It is an offence to perform the following surgical procedures unless you are a vet who reasonably considers the procedure is in the interests of the animal’s welfare and the procedure is performed in the way prescribed under regulations:
- Cropping a dog’s ear;
- Docking a dog’s tail;
- Debarking operations;
- Removing a cat’s claw;
- Docking the tails of cattle or horses;
It is an offence to feed an animal a harmful or poisonous substance with the intention of harming or injuring the animal. This offence is punishable by a maximum penalty of a fine of 300 penalty units or imprisonment for one year.
Allowing animal to kill or injure another animal
It is an offence to allow an animal you are in control of to injure or kill another animal. This offence is punishable by a maximum penalty of a fine of 300 penalty units or imprisonment for one year.
Serious animal cruelty
Under the Criminal Code Act 1899 it is an offence to kill or cause serious injury or prolonged suffering to an animal with the intention of inflicting severe pain or suffering. This offence is punishable by a maximum penalty of imprisonment for seven years. However an act that causes the death, serious injury or prolonged suffering of an animal is not unlawful if it is permitted under the Animal Care and Protection Act 2001 or another law.
A person is not guilty of any animal cruelty offences under the Animal Care and Protection Act if an exemption applies. There is an exemption from an offence if:
- The Australian code for the care and use of animals for scientific purposes applies and has been complied with;
- A Code of Practice states how the act may be carried out and the requirements have been applied with. Codes of Practice apply to many industries in which animals are used, such as factory farming and dairy farming;
- The act is done in the exercise of native title rights and interests or under the authority of law to take an animal to exercise Aboriginal tradition or Island custom.
- The act is done to control a feral animal or pest and is done in a way that causes the animal as little pain as possible and complies with regulations.
- The act consists of using a live animal as food for another animal that will only eat the food if it is alive.
- The act consists of the use of a live creature as bait for lawful fishing.
- The act consists of the slaughter of an animal for human food in accordance with a religious faith.
Animal rights groups have criticised the broad exemptions that apply under animal cruelty legislation. In particular, they are critical of the Codes of Practice that permit behaviour that causes suffering to animals that would be illegal under other circumstances. Examples of practices that are allowed in spite of animal cruelty laws because of the broad exemptions under the act include:
- The confinement of pigs in crates too small to turn around in and piglets having their tails and teeth cut off without any pain relief in the process of factory farming;

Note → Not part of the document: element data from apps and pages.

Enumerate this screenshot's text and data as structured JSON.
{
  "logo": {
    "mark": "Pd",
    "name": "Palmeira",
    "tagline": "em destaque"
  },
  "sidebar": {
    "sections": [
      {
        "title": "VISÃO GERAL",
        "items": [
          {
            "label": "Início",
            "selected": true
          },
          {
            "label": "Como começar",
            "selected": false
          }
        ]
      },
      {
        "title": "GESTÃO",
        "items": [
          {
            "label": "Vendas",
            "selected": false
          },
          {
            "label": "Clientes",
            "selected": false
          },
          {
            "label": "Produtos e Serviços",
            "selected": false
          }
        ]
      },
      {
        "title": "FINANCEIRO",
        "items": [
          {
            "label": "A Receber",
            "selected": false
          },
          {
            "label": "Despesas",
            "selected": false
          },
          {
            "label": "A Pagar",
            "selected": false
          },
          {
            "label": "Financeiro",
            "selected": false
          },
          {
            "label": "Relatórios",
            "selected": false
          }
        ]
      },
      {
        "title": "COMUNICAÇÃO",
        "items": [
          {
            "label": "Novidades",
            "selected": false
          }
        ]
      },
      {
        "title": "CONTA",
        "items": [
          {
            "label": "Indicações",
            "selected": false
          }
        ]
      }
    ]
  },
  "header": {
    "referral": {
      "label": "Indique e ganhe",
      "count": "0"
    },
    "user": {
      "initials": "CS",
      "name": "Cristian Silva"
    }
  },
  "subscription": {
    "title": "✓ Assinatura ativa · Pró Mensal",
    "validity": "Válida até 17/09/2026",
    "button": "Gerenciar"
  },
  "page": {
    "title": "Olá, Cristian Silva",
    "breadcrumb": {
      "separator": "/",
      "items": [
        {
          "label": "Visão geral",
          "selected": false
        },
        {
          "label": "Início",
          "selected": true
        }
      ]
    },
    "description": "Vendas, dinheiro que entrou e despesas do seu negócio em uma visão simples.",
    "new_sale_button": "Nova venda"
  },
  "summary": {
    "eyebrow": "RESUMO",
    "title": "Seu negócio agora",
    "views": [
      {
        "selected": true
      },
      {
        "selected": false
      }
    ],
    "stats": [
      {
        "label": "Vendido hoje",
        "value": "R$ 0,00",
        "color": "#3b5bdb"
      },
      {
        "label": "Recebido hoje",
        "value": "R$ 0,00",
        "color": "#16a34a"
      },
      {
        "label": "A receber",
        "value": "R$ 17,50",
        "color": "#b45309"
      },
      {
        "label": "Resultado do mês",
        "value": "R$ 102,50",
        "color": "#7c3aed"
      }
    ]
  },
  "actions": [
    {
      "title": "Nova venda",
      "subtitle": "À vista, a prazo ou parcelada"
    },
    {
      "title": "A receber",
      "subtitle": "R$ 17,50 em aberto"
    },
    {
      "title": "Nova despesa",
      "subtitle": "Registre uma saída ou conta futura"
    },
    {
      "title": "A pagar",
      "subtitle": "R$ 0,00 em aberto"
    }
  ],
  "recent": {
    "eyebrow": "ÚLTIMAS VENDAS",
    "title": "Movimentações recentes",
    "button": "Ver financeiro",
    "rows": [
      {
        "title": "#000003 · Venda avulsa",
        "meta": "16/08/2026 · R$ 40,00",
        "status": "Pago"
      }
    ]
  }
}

- ‘Battery hens’ being held in cages too small to spread their wings and male chicks, which are unwanted at egg farms, being gassed to death or ground up alive;
- Exotic animals being confined to small cages for months at a time while travelling with the circus;
- The use of spurs, electric prods and flack straps to provoke animals during rodeos, sometimes resulting in the animals being hurt or killed;
Advocates argue that providing exemptions in respect of factory farms and circuses puts profits ahead of the prevention of cruelty to animals.
The exemptions provided under the act have been defended on the basis that there are valid reasons for using animals for scientific research and in other industries and that Codes of Practice ensure the maintenance of reasonable standards for their treatment.
If you require advice or representation in any legal matter please contact Go To Court Lawyers.